Bodyboarding at Pawleys Island

Bodyboarding at Pawleys Island

Bodyboarding at Pawleys Island

Late summer is the perfect time to break out that body board and head to the beach. This is the south beach at Pawleys Island, a favorite spot!

Advertisements

September 8, 2010 at 5:29 pm 1 comment

Mechanical Bull Riding in Myrtle Beach

Mechanical Bull Riding in Myrtle Beach

Mechanical Bull Riding in Myrtle Beach

This year for my birthday I decided to try something new. We went to Barefoot Landing in North Myrtle Beach and tried mechanical bull riding. For those of you who haven’t tried it, there is a kiddie setting so anyone can ride. Falling off isn’t that bad, though I’ll warn you the plastic was pretty hot from the sun. Good times!

August 1, 2010 at 1:32 am 4 comments

Elk at Mammoth in Yellowstone National Park

Elk at Yellowstone National Park

Elk at Yellowstone National Park

Don’t these elk look relaxed? This herd seems to live full-time in Mammoth Village in Yellowstone National Park.

July 15, 2010 at 4:14 pm 1 comment

Canadian Goose

Canadian Goose

Canadian Goose

The only thing that scares this goose is the swan. Cats? Too weak!

May 26, 2010 at 2:56 pm 2 comments

Blue Rose

Blue Girl Rose

Blue Girl Rose

I picked up this Blue Girl rose at Lowes the other day to add to my garden. Here is its first bloom. Not exactly blue, but it’s pretty. The plant seems to be doing well, despite Ry using it as a kickstand for his bike.

May 4, 2010 at 7:03 pm 2 comments

Pawleys Island Pipefish

Pipefish

Pipefish

Have you seen one of these? This is a pipefish, which is basically a straight-bodied seahorse. We netted several of these in the muck of the creek where it runs into the Atlantic at the south beach of Pawleys Island. Each pipefish is about 4-6″ long. They have hard, bony bodies rather than scales. They use their dorsal fin to swim and can move their tails.

If you catch these and want to keep them, here is how you keep them alive. You want a tank with approximately the same salinity as the creek (brackish to sea salinity). They like to have some seaweed to hide in, but I have a pair in a shell-bottom tank that stay on the bottom and change color to match the shells.
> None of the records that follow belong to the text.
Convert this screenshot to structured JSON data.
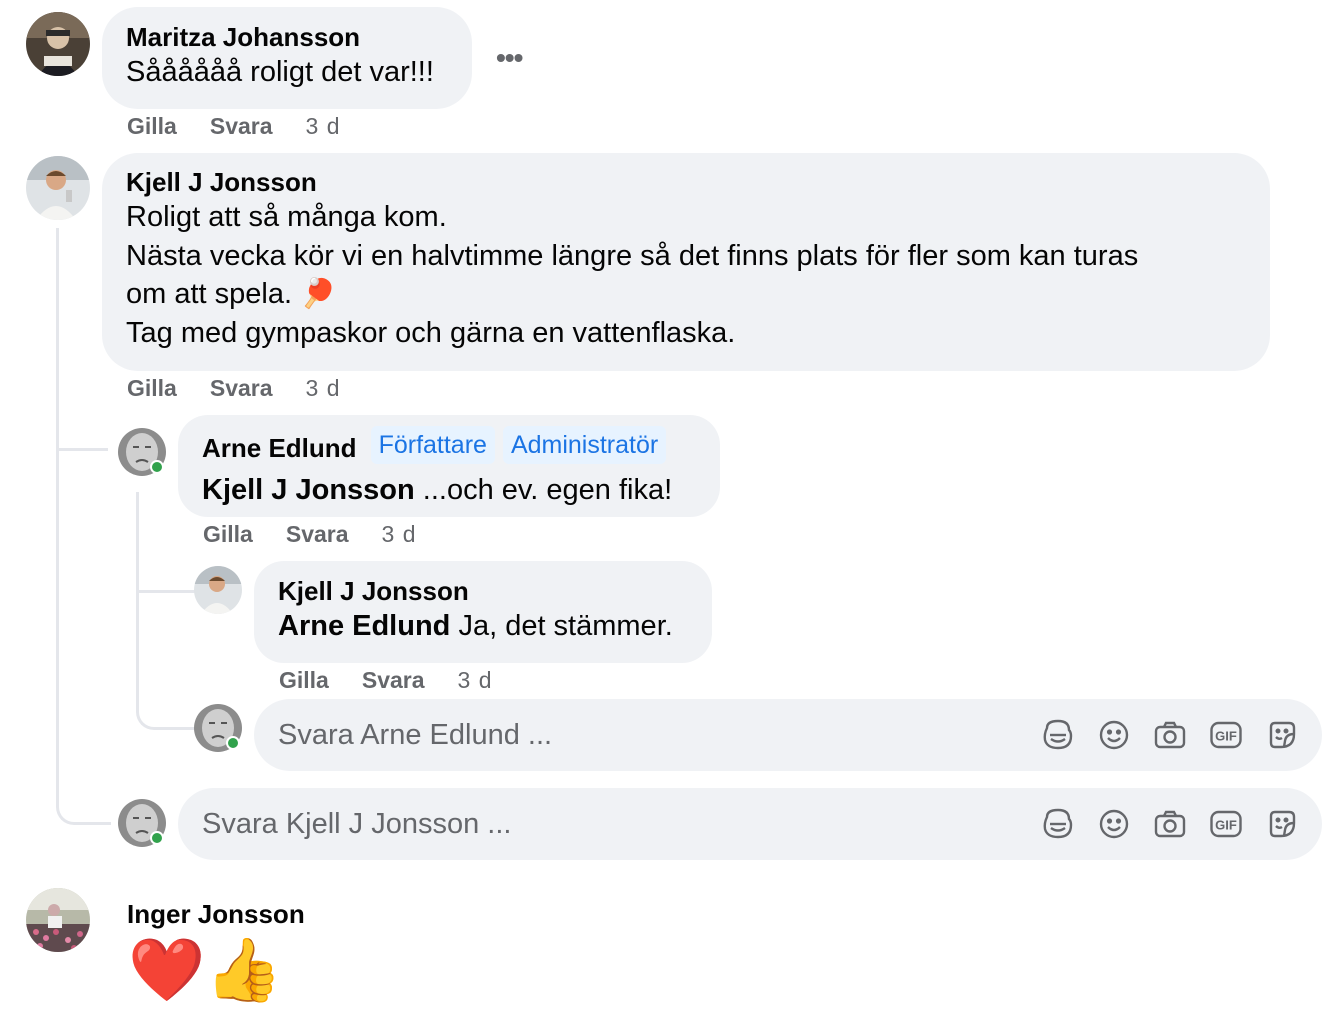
{
  "comments": [
    {
      "author": "Maritza Johansson",
      "text": "Såååååå roligt det var!!!",
      "like": "Gilla",
      "reply": "Svara",
      "time": "3 d"
    },
    {
      "author": "Kjell J Jonsson",
      "lines": [
        "Roligt att så många kom.",
        "Nästa vecka kör vi en halvtimme längre så det finns plats för fler som kan turas",
        "om att spela. 🏓",
        "Tag med gympaskor och gärna en vattenflaska."
      ],
      "like": "Gilla",
      "reply": "Svara",
      "time": "3 d",
      "replies": [
        {
          "author": "Arne Edlund",
          "badges": [
            "Författare",
            "Administratör"
          ],
          "mention": "Kjell J Jonsson",
          "text": " ...och ev. egen fika!",
          "like": "Gilla",
          "reply": "Svara",
          "time": "3 d",
          "replies": [
            {
              "author": "Kjell J Jonsson",
              "mention": "Arne Edlund",
              "text": " Ja, det stämmer.",
              "like": "Gilla",
              "reply": "Svara",
              "time": "3 d"
            }
          ],
          "reply_box": {
            "placeholder": "Svara Arne Edlund ..."
          }
        }
      ],
      "reply_box": {
        "placeholder": "Svara Kjell J Jonsson ..."
      }
    },
    {
      "author": "Inger Jonsson",
      "emojis": "❤️👍"
    }
  ],
  "more_icon": "•••",
  "composer_icons": [
    "avatar-sticker-icon",
    "emoji-icon",
    "camera-icon",
    "gif-icon",
    "sticker-icon"
  ],
  "gif_label": "GIF",
  "colors": {
    "bubble": "#f0f2f5",
    "meta_text": "#65676b",
    "badge_bg": "#e7f3ff",
    "badge_text": "#1b74e4",
    "online": "#31a24c"
  }
}
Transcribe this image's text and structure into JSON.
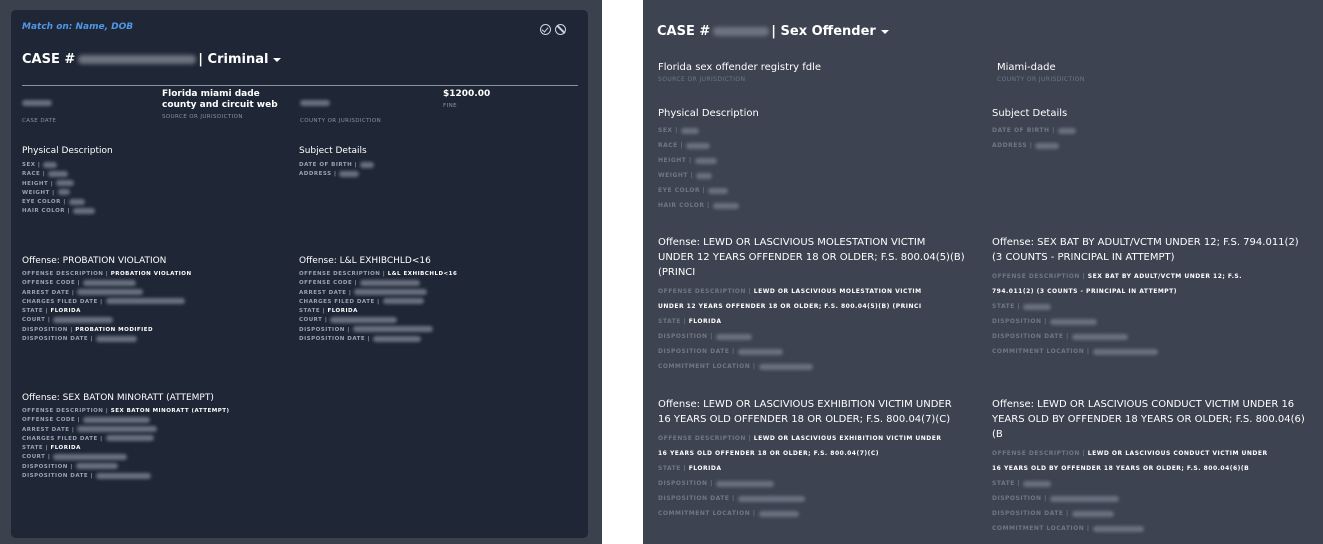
{
  "left": {
    "match_text": "Match on: Name, DOB",
    "case_prefix": "CASE #",
    "case_suffix": "| Criminal",
    "summary": {
      "col1_label": "CASE DATE",
      "col2_value": "Florida miami dade county and circuit web",
      "col2_label": "SOURCE OR JURISDICTION",
      "col3_label": "COUNTY OR JURISDICTION",
      "col4_value": "$1200.00",
      "col4_label": "FINE"
    },
    "physical_title": "Physical Description",
    "physical_rows": [
      "SEX |",
      "RACE |",
      "HEIGHT |",
      "WEIGHT |",
      "EYE COLOR |",
      "HAIR COLOR |"
    ],
    "subject_title": "Subject Details",
    "subject_rows": [
      "DATE OF BIRTH |",
      "ADDRESS |"
    ],
    "offenses": [
      {
        "title": "Offense: PROBATION VIOLATION",
        "rows": [
          {
            "label": "OFFENSE DESCRIPTION |",
            "value": "PROBATION VIOLATION"
          },
          {
            "label": "OFFENSE CODE |",
            "value": ""
          },
          {
            "label": "ARREST DATE |",
            "value": ""
          },
          {
            "label": "CHARGES FILED DATE |",
            "value": ""
          },
          {
            "label": "STATE |",
            "value": "FLORIDA"
          },
          {
            "label": "COURT |",
            "value": ""
          },
          {
            "label": "DISPOSITION |",
            "value": "PROBATION MODIFIED"
          },
          {
            "label": "DISPOSITION DATE |",
            "value": ""
          }
        ]
      },
      {
        "title": "Offense: L&L EXHIBCHLD<16",
        "rows": [
          {
            "label": "OFFENSE DESCRIPTION |",
            "value": "L&L EXHIBCHLD<16"
          },
          {
            "label": "OFFENSE CODE |",
            "value": ""
          },
          {
            "label": "ARREST DATE |",
            "value": ""
          },
          {
            "label": "CHARGES FILED DATE |",
            "value": ""
          },
          {
            "label": "STATE |",
            "value": "FLORIDA"
          },
          {
            "label": "COURT |",
            "value": ""
          },
          {
            "label": "DISPOSITION |",
            "value": ""
          },
          {
            "label": "DISPOSITION DATE |",
            "value": ""
          }
        ]
      },
      {
        "title": "Offense: SEX BATON MINORATT (ATTEMPT)",
        "rows": [
          {
            "label": "OFFENSE DESCRIPTION |",
            "value": "SEX BATON MINORATT (ATTEMPT)"
          },
          {
            "label": "OFFENSE CODE |",
            "value": ""
          },
          {
            "label": "ARREST DATE |",
            "value": ""
          },
          {
            "label": "CHARGES FILED DATE |",
            "value": ""
          },
          {
            "label": "STATE |",
            "value": "FLORIDA"
          },
          {
            "label": "COURT |",
            "value": ""
          },
          {
            "label": "DISPOSITION |",
            "value": ""
          },
          {
            "label": "DISPOSITION DATE |",
            "value": ""
          }
        ]
      }
    ]
  },
  "right": {
    "case_prefix": "CASE #",
    "case_suffix": "| Sex Offender",
    "source_value": "Florida sex offender registry fdle",
    "source_label": "SOURCE OR JURISDICTION",
    "county_value": "Miami-dade",
    "county_label": "COUNTY OR JURISDICTION",
    "physical_title": "Physical Description",
    "physical_rows": [
      "SEX |",
      "RACE |",
      "HEIGHT |",
      "WEIGHT |",
      "EYE COLOR |",
      "HAIR COLOR |"
    ],
    "subject_title": "Subject Details",
    "subject_rows": [
      "DATE OF BIRTH |",
      "ADDRESS |"
    ],
    "offenses": [
      {
        "title_lines": [
          "Offense: LEWD OR LASCIVIOUS MOLESTATION VICTIM",
          "UNDER 12 YEARS OFFENDER 18 OR OLDER; F.S. 800.04(5)(B)",
          "(PRINCI"
        ],
        "desc_label": "OFFENSE DESCRIPTION |",
        "desc_lines": [
          "LEWD OR LASCIVIOUS MOLESTATION VICTIM",
          "UNDER 12 YEARS OFFENDER 18 OR OLDER; F.S. 800.04(5)(B) (PRINCI"
        ],
        "state_label": "STATE |",
        "state_value": "FLORIDA",
        "rows": [
          "DISPOSITION |",
          "DISPOSITION DATE |",
          "COMMITMENT LOCATION |"
        ]
      },
      {
        "title_lines": [
          "Offense: SEX BAT BY ADULT/VCTM UNDER 12; F.S. 794.011(2)",
          "(3 COUNTS - PRINCIPAL IN ATTEMPT)"
        ],
        "desc_label": "OFFENSE DESCRIPTION |",
        "desc_lines": [
          "SEX BAT BY ADULT/VCTM UNDER 12; F.S.",
          "794.011(2) (3 COUNTS - PRINCIPAL IN ATTEMPT)"
        ],
        "state_label": "STATE |",
        "state_value": "",
        "rows": [
          "DISPOSITION |",
          "DISPOSITION DATE |",
          "COMMITMENT LOCATION |"
        ]
      },
      {
        "title_lines": [
          "Offense: LEWD OR LASCIVIOUS EXHIBITION VICTIM UNDER",
          "16 YEARS OLD OFFENDER 18 OR OLDER; F.S. 800.04(7)(C)"
        ],
        "desc_label": "OFFENSE DESCRIPTION |",
        "desc_lines": [
          "LEWD OR LASCIVIOUS EXHIBITION VICTIM UNDER",
          "16 YEARS OLD OFFENDER 18 OR OLDER; F.S. 800.04(7)(C)"
        ],
        "state_label": "STATE |",
        "state_value": "FLORIDA",
        "rows": [
          "DISPOSITION |",
          "DISPOSITION DATE |",
          "COMMITMENT LOCATION |"
        ]
      },
      {
        "title_lines": [
          "Offense: LEWD OR LASCIVIOUS CONDUCT VICTIM UNDER 16",
          "YEARS OLD BY OFFENDER 18 YEARS OR OLDER; F.S. 800.04(6)",
          "(B"
        ],
        "desc_label": "OFFENSE DESCRIPTION |",
        "desc_lines": [
          "LEWD OR LASCIVIOUS CONDUCT VICTIM UNDER",
          "16 YEARS OLD BY OFFENDER 18 YEARS OR OLDER; F.S. 800.04(6)(B"
        ],
        "state_label": "STATE |",
        "state_value": "",
        "rows": [
          "DISPOSITION |",
          "DISPOSITION DATE |",
          "COMMITMENT LOCATION |"
        ]
      }
    ]
  }
}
Make sure your filter won’t suck up weak swimmers or small fish, since pipefish are not large animals. Ideally, feed them live brine shrimp or mysis shrimp, but these have taken frozen mysis shrimp, Tetra-min, and bits of fresh shrimp that I feel the other aquarium inhabitants. The following are pipefish predators: octopus, squid, triggerfish, anemone, crabs, jellyfish. So far I have not had trouble with the anemones in my tank, but it’s a very large tank, so I think that is just luck. The pipefish use the entire tank, so you’re as likely to see them swimming near the top as hanging out at the bottom. They make wonderful aquarium pets, so if you have a native or saltwater tank, give them a try!

May 2, 2010 at 12:18 pm 3 comments

Jellyfish Pet

Pet Jellyfish

Pet Jellyfish

Meet my new pet! We netted this jellyfish in the creek off the south beach at Pawleys Island today. I added it to the aquarium, not entirely sure it was alive (a bucket would have been better than a net). It seems to be doing well. If you have a saltwater aquarium, I highly recommend trying a small jellyfish. They are fascinating to watch. This one has tentacles, but the fish in the tank haven’t had a problem with it. It’s beautiful!

If you live in the Myrtle Beach area watch out for the jellies. They seem to be out in force already, and not just the non-stinging ones.

April 17, 2010 at 11:35 pm 1 comment

Older Posts Newer Posts


RSS About Chemistry

  • An error has occurred; the feed is probably down. Try again later.

Feeds